Anyone who has seen me walking around NYC knows that I’m rarely on the streets without a set of cans over my ears (my shadow pretty much looks like a beefy EP4 Princess Leia following my ass around town). Gotta say that regardless of how you may think they look or feel, there really is no acoustic comparison between cans and buds. Around the ear headphones simply rock.
Especially in a city like New York with all the ambient noise, it’s hard not to appreciate any device that lets you drown out the nuttiness around you and allows you to get lost in your music! In the past, I’ve gone through various brands/price points (Bose, Sennheiser, Sony, Skull Candy), but for their value+comfort, I’ve narrowed 2 of my favorites to the bose AE2, and the Sennheiser HD 428. Although I love both sets, the one thing that has driven me nuts, has been the infernally cheap, thin-ass cables they both come with.
Many of you who’ve had cans will relate to that one infuriating momement when all of a sudden the music starts going choppy, then eventually sputters to an deadening silence. First, you twist that cable like a mofo (which often fixes the prob for a few days), but then you hit that point where no amount of twistin’ or crimping will bring that puppy back to life. Well, for those of you who know exactly what I’m talking about, the following video from Rich’s Methods is for you (please watch before you run out and plunk down any more of your hard earned $ having someone repair or replacing your current set):
I’ve personally gone through 4 sets clunking out on me (which I think is ridiculous considering their cost), and each one was brought back to life by replacing the headphone jack. I’ve also included a couple of additional notes of things I noticed during the fix:
Tools required for the fix (all purchased at Radio Shack):
Don’t need a special tool to remove the clear plastic coating around the wires (just use your fingernails), but make sure you get enough of it off as any unexposed wire will not make an adequate connection to the jack:
Here’s a pic of the split wires:
If you look closely at the copper and red wires, I actually found that wrapping them a few times around the connectors makes the soldering process a bit easier as there is less movement of the wire:

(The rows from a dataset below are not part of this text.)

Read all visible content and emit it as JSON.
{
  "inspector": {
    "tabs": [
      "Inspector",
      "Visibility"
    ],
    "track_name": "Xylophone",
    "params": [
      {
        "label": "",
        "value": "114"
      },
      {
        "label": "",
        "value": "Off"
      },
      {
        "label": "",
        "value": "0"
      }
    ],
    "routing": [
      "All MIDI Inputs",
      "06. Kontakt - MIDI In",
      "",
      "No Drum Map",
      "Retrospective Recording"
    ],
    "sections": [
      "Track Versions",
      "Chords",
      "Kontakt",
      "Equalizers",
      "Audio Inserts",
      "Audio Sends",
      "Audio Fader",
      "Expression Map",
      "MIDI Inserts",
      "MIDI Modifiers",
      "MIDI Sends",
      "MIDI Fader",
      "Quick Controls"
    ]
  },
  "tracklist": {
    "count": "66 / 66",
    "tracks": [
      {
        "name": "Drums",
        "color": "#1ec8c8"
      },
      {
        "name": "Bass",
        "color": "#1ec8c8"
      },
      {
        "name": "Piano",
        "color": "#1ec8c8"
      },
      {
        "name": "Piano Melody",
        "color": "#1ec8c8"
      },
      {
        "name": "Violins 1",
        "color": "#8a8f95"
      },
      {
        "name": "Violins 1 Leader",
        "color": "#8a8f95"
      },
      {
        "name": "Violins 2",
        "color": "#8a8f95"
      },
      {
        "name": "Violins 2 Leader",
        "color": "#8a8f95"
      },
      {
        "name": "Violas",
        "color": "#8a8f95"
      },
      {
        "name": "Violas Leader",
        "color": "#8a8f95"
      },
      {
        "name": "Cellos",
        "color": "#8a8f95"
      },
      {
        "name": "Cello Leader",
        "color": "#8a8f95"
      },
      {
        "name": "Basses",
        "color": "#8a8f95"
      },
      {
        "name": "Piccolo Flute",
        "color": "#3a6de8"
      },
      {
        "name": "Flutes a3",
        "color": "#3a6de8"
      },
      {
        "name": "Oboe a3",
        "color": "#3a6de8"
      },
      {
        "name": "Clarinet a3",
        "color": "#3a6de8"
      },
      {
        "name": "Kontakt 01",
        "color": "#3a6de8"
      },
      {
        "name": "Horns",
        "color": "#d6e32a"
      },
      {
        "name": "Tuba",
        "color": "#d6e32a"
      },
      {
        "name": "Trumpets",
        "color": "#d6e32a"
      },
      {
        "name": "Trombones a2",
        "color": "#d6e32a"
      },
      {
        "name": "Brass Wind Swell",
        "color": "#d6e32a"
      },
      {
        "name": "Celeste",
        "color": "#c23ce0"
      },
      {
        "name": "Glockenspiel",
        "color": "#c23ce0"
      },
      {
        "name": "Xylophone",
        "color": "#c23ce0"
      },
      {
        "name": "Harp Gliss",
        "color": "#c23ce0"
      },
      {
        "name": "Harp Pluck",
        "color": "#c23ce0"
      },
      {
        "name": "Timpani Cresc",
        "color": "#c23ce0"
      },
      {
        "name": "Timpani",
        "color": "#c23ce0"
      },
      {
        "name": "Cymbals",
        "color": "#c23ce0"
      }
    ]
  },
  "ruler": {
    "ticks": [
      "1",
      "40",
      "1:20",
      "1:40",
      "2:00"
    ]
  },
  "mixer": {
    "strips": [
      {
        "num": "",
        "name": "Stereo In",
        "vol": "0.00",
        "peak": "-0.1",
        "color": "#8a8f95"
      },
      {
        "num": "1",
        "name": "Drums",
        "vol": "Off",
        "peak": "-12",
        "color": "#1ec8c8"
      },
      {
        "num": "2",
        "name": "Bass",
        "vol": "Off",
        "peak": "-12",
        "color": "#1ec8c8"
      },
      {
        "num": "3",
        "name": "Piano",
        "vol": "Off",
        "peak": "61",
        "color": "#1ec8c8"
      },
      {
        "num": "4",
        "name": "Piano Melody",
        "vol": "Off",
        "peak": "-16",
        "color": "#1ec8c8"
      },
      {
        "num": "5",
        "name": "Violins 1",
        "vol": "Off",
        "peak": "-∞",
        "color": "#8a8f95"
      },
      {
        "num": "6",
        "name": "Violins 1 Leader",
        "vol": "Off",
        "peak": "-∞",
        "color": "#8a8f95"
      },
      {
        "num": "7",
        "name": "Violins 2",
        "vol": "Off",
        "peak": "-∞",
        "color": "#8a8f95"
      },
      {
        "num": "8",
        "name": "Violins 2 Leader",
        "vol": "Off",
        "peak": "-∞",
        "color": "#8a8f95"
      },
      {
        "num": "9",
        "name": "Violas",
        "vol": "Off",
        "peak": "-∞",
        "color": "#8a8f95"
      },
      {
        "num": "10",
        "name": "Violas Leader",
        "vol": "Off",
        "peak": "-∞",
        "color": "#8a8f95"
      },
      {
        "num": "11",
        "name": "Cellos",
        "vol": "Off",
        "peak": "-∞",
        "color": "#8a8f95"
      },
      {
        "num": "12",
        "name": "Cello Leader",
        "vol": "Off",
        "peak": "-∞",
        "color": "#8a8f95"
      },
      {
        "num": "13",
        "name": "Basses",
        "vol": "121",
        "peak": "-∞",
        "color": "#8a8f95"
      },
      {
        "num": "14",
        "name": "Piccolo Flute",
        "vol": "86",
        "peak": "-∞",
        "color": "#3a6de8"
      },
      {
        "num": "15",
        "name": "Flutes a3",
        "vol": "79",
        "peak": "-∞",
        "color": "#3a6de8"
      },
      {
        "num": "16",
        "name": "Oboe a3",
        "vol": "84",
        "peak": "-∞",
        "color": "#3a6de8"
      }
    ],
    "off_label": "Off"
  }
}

Finally, just twist the cover into place, and tadaa, you now have a set of functional cans with new gold plated jacks! Hope this helps y’all out.
Much thanks to Rich for putting that video together!